Cathy: I’ll just say that. And they’re all like, why do you have a parachute? And he goes, my question to all of you is why do you not have a parachute? And that’s exactly what fear is helpful for, right? Somebody, there’s a part of you that’s like willing to, is, has enough fear that you’re like, I’m going to. Yeah.

Cathy: Yeah. Do some protective measures here. That’s wise. That’s not negative. That’s wise. 

Todd: Well, yeah. As I’ve said, there’s no negative emotion. There’s plenty of negative ways we can express emotion, but I call them comfortable or uncomfortable 

Cathy: emotions. For 

Todd: sure. Joy is most often comfortable. 

Cathy: Yeah. 

Todd: Anger, fear, sadness is most of the time uncomfortable.

Cathy: Yeah. 

Todd: But not negative or positive. 

Cathy: Correct. They were, they’re all necessary. Even like, you know, Envy is a new character and they don’t really talk about this specific thing but what we know about Envy, especially in a clinical way, is that Envy is your guide to tell you what you want. [01:04:00] Like if you envy something about somebody.

Cathy: It’s a good guide that it’s something that you want to do. Like Todd and I both went through periods of time where we were watching other people speak or we were going to other people’s conferences. And it’s not about saying they weren’t doing a good job, but we would like talk to each other and be like, I’ll cover it up.

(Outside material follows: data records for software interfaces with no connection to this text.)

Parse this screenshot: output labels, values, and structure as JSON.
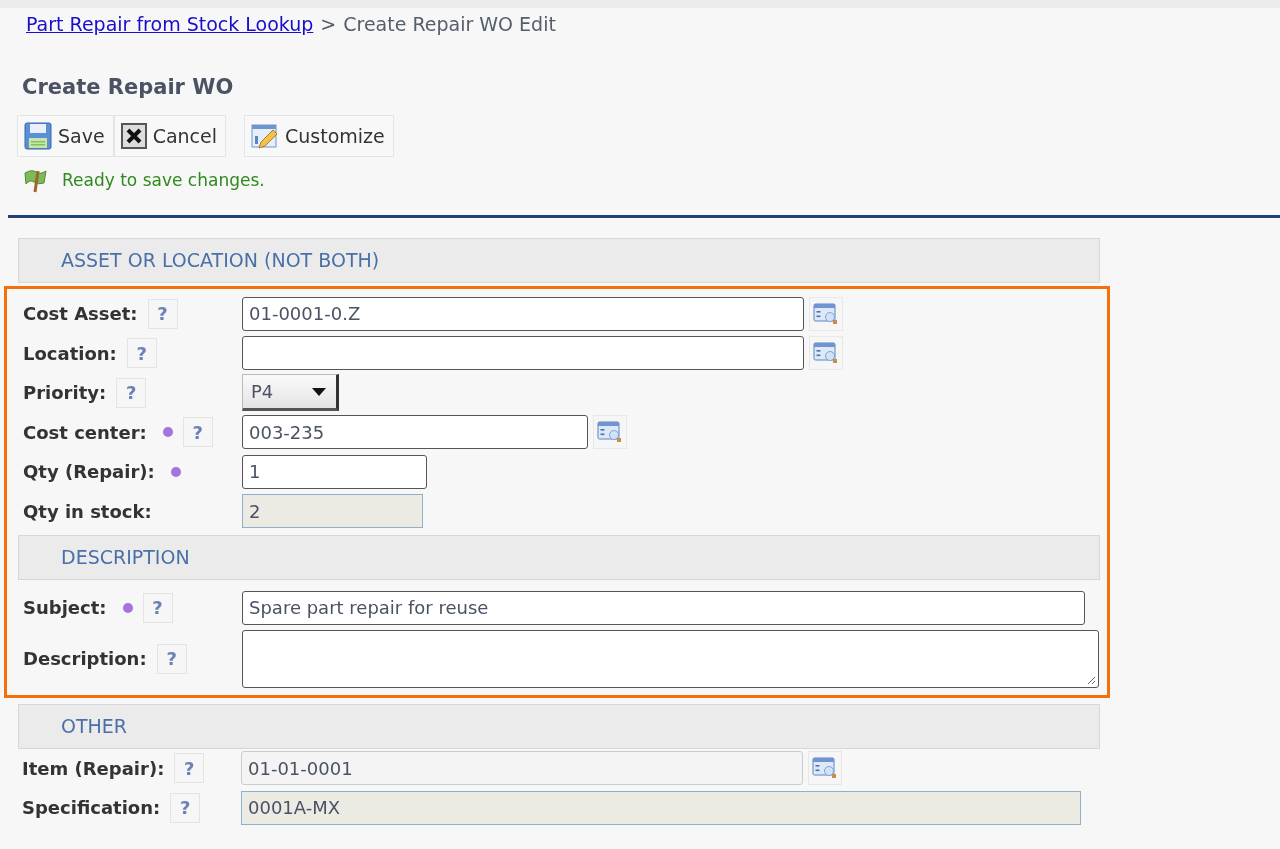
{
  "breadcrumb": {
    "link": "Part Repair from Stock Lookup",
    "separator": ">",
    "current": "Create Repair WO Edit"
  },
  "title": "Create Repair WO",
  "toolbar": [
    {
      "kind": "save",
      "label": "Save"
    },
    {
      "kind": "cancel",
      "label": "Cancel"
    },
    {
      "kind": "customize",
      "label": "Customize"
    }
  ],
  "status": "Ready to save changes.",
  "form": [
    {
      "kind": "section",
      "title": "ASSET OR LOCATION (NOT BOTH)"
    },
    {
      "kind": "highlight",
      "items": [
        {
          "kind": "lookup",
          "label": "Cost Asset:",
          "required": false,
          "help": "?",
          "value": "01-0001-0.Z"
        },
        {
          "kind": "lookup",
          "label": "Location:",
          "required": false,
          "help": "?",
          "value": ""
        },
        {
          "kind": "select",
          "label": "Priority:",
          "required": false,
          "help": "?",
          "value": "P4"
        },
        {
          "kind": "lookup",
          "label": "Cost center:",
          "required": true,
          "help": "?",
          "value": "003-235"
        },
        {
          "kind": "text",
          "label": "Qty (Repair):",
          "required": true,
          "value": "1"
        },
        {
          "kind": "readonly",
          "label": "Qty in stock:",
          "required": false,
          "value": "2"
        },
        {
          "kind": "section",
          "title": "DESCRIPTION"
        },
        {
          "kind": "text",
          "label": "Subject:",
          "required": true,
          "help": "?",
          "value": "Spare part repair for reuse"
        },
        {
          "kind": "textarea",
          "label": "Description:",
          "required": false,
          "help": "?",
          "value": ""
        }
      ]
    },
    {
      "kind": "section",
      "title": "OTHER"
    },
    {
      "kind": "disabled-lookup",
      "label": "Item (Repair):",
      "required": false,
      "help": "?",
      "value": "01-01-0001"
    },
    {
      "kind": "readonly",
      "label": "Specification:",
      "required": false,
      "help": "?",
      "value": "0001A-MX"
    }
  ]
}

Cathy: And, and the envy of other people is what drove us to do what we do, you know, but And then other things I see people do and I’m like, uninterested, right? I don’t feel that envy in my body. So it’s, these are guiding lights for us. Um, you know, um, and then last thing, I’m not going to say it, but there is a line in this movie that is a killer.

Cathy: There’s a lot of lines, but there’s one that I cried through the most of the movie. Um, just because. Yeah, your napkins were all torn up. I know. I had all these napkins because I knew I’d cry and they were like gone. So I cry a lot. I’m not saying you’ll do that, but there is a line in this movie that I think everybody in the theater was like, whoa.

Cathy: Oh, I can’t 

Todd: wait to hear what that 

Cathy: is. Yeah. Yeah. So [01:05:00] tell 

Todd: me after we 

Cathy: start recording. I will. I’ll let people figure it out for themselves. Okay. 

Todd: So, uh, in conclusion, um, we talked about the Chain Breakers at the beginning. We talked about Brat’s documentary and then Inside Out Part 2. 

Cathy: And you know, we didn’t talk about this, but my sub stack last week was about Pride.

Cathy: Um, happy Pride, everybody. I don’t feel like we’ve talked about that enough on the show, um, since June began. Mm And, um, so last week I wrote something about, um, pride and parenting and how to be allies. And, um, and I got a lot of feedback from people about things that they would have liked me to refine in it.

Cathy: And I totally appreciate that. Um, and it was just, it was just a celebration. That’s what this month is. 

Todd: Um, so yeah, and don’t forget about Team Zen and our, our sponsor this week is Jeremy Kraft. He’s a Baldheaded Beauty. He does painting and remodeling throughout the Chicagoland area. Uh, his number is 6 3 [01:06:00] 0 9 5 6 1800.

Todd: Website is Hopefully we’ll see you tomorrow, Zen talk. If not, we’ll see you next Tuesday. Keep trucking.